The Ravens' win against the Oakland Raiders on Sunday could serve as a taking-off point.
But it's not just about wins and losses. The Ravens (3-2) are expected to beat the Chicago Bears (1-4) this weekend at M&T Bank Stadium, but showing improvement is almost as important as winning.
It's called continuity. The good teams develop consistency as the season progresses, and the Ravens need to show some.
They were solid in the first two games in wins against the Cincinnati Bengals and Cleveland Browns. But they were lethargic and humiliated in back-to-back losses to the Jacksonville Jaguars and Pittsburgh Steelers. They rebounded with a strong effort against the Raiders, but now the key question is whether they can do it again.
Granted, Oakland rolls over whenever it doesn't have quarterback Derek Carr, who missed Sunday's game with a back injury. The Raiders were also without two of their top three cornerbacks as the Ravens gained 365 total yards of offense.
But come Sunday, the Ravens playing against themselves will be just as important as how they compete against the Bears.
"We know that we can't stay the same. We have to get better each week," offensive tackle Austin Howard said.
The Bears (1-4) aren't a very good football team. They have a promising rookie quarterback in Mitchell Trubisky, but a poor offensive line and no big-name receivers.
Chicago averages 15.6 points a game, No. 30 in the NFL, and it ranks 28th in passing offense. The Bears are a little better on defense but are still allowing an average of 24.8 points. So, if the Ravens lose, that wouldn't be a good sign.
If they win, they need to get some style points. They don't have to win by a wide margin, do have to show some continuity from Sunday's victory.
In that game, quarterback Joe Flacco looked completely comfortable for the first time all season. He wasn't stiff and had good footwork, even taking a step to the right or left to avoid pressure the way Tom Brady or Peyton Manning do.
Flacco completed two deep passes to wide receiver Mike Wallace, but it was more impressive watching him connect on timing patterns such as hitches, slant-ins and out routes to wideouts Jeremy Maclin and Breshad Perriman.
After missing all of training camp and looking out of sync with his receivers in the first four games, Flacco and the offense seemed to find a rhythm. The Ravens want to have the identity of a running team, but it's more important to have a rounded offense.
Now, can they do it again against the Bears?
The challenge is out there for center Ryan Jensen and Howard as well. Both have struggled at times this year but dominated against Oakland. For the Ravens to get into the postseason, both have to play well every week, not just one in five.
On defense the Ravens had a lot of young players in the rotation on the line.
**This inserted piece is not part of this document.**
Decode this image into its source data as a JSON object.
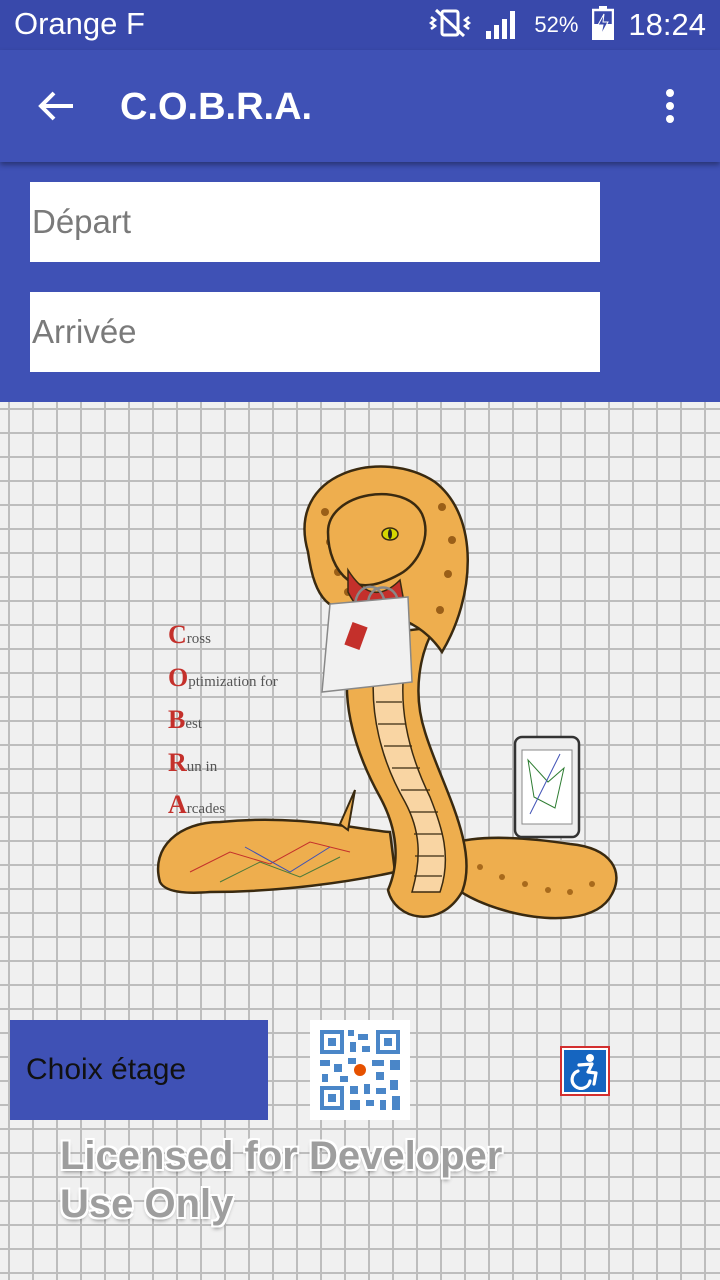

Two weeks ago, the inexperience showed, but by the second quarter last week Willie Henry and Michael Pierce were standing out, and the Ravens were working in rookies Chris Wormley and Patrick Ricard. They might need to get rookie linebackers Tyus Bowser and Tim Williams more playing time.
"Definitely a game for the young guys to learn the experience and resiliency," linebacker C.J. Mosley said. "We just have to keep getting better and better."
Defensive coordinator Dean Pees might have to stay with the attacking theme this week. He came up with several new pressure packages against the Raiders, and maybe that's because the Ravens were playing against quarterback EJ Manuel.
But the Ravens didn't get much pressure on Pittsburgh quarterback Ben Roethlisberger. They didn't win enough one-on-one battles, so Pees had to be more creative.
It will be interesting to see what he dials up against Trubisky. His game plan probably won't change much, especially with his cornerbacks playing so well.
Overall, the Ravens played their best game of the season last week. They had only one penalty and didn't allow any sacks. They had a seven-minute advantage in time of possession while holding Oakland to 245 yards of total offense.
On Sunday, they need to prove it wasn't an aberration but the start of consistent play. It's the perfect time with the Bears coming to town.